Skateboarding is an integral part of the Southern California lifestyle, but as USC Annenberg lecturer and alum Neftalie Williams demonstrated in “The Nation Skate: What you can do for your country,” the sport has global appeal. Capturing images of skaters from South Africa, Switzerland, Cuba and more, Williams’ exhibition was shown as part of the “Finding a Line” skateboarding, music and media festival at the John F. Kennedy Center for Performing Arts in Washington, D.C.

Williams is a 2015 graduate of the USC Master’s of Public Diplomacy program and works with the USC Annenberg Institute of Sports, Media & Society as research and development director. He has spent his career exploring the relationship between skateboarding and cultural identity around the world. 

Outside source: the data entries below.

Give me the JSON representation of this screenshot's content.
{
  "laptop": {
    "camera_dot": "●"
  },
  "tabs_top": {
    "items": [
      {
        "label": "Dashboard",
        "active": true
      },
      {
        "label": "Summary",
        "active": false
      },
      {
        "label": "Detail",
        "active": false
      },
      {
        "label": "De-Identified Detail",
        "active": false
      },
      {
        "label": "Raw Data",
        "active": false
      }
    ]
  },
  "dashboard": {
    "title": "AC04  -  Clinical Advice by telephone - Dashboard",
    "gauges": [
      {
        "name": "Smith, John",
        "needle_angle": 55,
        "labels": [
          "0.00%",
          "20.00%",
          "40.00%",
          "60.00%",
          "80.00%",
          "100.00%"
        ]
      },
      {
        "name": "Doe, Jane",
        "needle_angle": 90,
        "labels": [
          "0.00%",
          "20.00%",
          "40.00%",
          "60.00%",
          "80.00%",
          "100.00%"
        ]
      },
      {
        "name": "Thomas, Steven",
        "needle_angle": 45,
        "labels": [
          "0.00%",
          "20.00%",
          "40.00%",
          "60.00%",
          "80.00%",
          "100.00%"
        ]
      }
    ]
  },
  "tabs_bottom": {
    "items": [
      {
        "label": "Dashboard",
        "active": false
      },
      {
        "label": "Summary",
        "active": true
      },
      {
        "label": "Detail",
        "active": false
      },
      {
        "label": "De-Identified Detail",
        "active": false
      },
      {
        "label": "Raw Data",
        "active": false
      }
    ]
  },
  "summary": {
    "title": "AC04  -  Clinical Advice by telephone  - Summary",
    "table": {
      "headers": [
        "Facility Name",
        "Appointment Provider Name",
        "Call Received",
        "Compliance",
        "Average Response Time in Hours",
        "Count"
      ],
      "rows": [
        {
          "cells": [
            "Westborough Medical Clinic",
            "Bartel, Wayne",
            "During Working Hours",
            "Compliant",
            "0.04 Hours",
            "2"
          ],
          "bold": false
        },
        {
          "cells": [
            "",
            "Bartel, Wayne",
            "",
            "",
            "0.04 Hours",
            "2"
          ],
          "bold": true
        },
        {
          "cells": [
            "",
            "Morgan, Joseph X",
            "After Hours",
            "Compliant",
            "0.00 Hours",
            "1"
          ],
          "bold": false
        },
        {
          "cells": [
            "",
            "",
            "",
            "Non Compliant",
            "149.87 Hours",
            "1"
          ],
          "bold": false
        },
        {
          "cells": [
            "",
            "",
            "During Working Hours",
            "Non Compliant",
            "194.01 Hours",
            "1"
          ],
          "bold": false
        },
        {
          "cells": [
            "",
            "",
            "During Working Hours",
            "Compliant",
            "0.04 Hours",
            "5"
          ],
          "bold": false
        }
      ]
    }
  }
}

“The Nation Skate” presented a view of the future of skateboarding diplomacy, a subject that Williams not only researches, but actively contributes to through Cuba Skate — a program which aims to use the sport to strengthen U.S.-Cuba relations. 

“The organic nature in which global youth arrive at the construct identity of the ‘skateboarder’ makes skateboarding the perfect manner to bridge gaps across cultures," Williams said. “The photographs on display showcase how all of the youth share a common set of norms, regardless of race, class, sex, gender and social status."

Last year the Annenberg Agenda commissioned and published a series of portraits by Williams showing students with their skateboards, bikes, and scooters. The images were also the debut exhibition on the Third Floor Digital Gallery inside Wallis Annenberg Hall.